§ **DATA SHOWN**:
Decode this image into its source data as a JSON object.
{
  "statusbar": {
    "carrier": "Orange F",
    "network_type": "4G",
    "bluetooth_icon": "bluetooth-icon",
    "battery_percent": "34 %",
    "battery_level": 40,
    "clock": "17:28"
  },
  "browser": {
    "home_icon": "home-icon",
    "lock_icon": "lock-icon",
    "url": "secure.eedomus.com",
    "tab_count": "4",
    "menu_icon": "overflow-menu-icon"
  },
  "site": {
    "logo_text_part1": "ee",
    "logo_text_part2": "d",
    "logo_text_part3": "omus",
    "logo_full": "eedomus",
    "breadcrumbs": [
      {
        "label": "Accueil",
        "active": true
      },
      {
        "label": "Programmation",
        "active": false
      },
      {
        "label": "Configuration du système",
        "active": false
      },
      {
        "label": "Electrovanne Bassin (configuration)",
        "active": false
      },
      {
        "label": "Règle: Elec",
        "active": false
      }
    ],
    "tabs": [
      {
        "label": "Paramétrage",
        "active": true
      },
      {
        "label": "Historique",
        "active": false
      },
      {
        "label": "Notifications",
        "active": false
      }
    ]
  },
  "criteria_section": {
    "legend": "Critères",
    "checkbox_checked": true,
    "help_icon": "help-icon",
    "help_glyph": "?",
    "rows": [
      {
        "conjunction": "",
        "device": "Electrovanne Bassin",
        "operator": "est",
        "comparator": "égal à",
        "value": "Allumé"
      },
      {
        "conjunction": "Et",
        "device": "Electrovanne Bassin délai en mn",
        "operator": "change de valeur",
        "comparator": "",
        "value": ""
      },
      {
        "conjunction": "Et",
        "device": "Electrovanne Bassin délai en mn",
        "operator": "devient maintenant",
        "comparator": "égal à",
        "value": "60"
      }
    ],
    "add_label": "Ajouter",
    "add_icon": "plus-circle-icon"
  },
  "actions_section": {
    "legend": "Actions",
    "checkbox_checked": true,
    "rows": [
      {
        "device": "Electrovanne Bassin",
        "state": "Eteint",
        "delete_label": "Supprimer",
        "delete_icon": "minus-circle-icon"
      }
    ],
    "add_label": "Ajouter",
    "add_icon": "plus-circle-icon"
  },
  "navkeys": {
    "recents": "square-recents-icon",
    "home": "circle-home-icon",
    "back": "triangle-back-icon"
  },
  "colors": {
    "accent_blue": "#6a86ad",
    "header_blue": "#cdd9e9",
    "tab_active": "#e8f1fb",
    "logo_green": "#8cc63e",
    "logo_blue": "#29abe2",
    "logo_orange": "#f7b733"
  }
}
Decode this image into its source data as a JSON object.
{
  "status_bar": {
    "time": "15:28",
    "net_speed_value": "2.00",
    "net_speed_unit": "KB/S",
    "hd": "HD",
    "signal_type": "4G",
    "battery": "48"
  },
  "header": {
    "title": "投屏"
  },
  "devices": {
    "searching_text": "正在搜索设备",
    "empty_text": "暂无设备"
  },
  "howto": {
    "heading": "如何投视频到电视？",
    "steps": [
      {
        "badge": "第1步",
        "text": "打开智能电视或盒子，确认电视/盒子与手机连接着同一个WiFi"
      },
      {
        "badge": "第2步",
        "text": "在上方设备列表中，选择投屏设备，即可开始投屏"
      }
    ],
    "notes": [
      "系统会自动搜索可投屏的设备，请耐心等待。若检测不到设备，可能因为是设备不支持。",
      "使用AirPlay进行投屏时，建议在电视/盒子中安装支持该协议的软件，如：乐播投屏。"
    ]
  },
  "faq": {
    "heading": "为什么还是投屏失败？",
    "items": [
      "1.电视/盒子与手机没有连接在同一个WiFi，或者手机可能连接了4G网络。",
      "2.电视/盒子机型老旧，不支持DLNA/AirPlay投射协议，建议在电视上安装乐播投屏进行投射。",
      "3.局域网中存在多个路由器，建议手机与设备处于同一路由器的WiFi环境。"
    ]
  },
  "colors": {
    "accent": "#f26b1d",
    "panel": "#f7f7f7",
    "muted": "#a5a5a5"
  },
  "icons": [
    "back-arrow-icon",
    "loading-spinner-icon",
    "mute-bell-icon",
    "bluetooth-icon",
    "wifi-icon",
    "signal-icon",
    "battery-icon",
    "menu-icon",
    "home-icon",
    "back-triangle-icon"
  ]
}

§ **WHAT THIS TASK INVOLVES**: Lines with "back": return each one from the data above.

§ **REPLY**:
    "back": "triangle-back-icon"
    "back-arrow-icon",
    "back-triangle-icon"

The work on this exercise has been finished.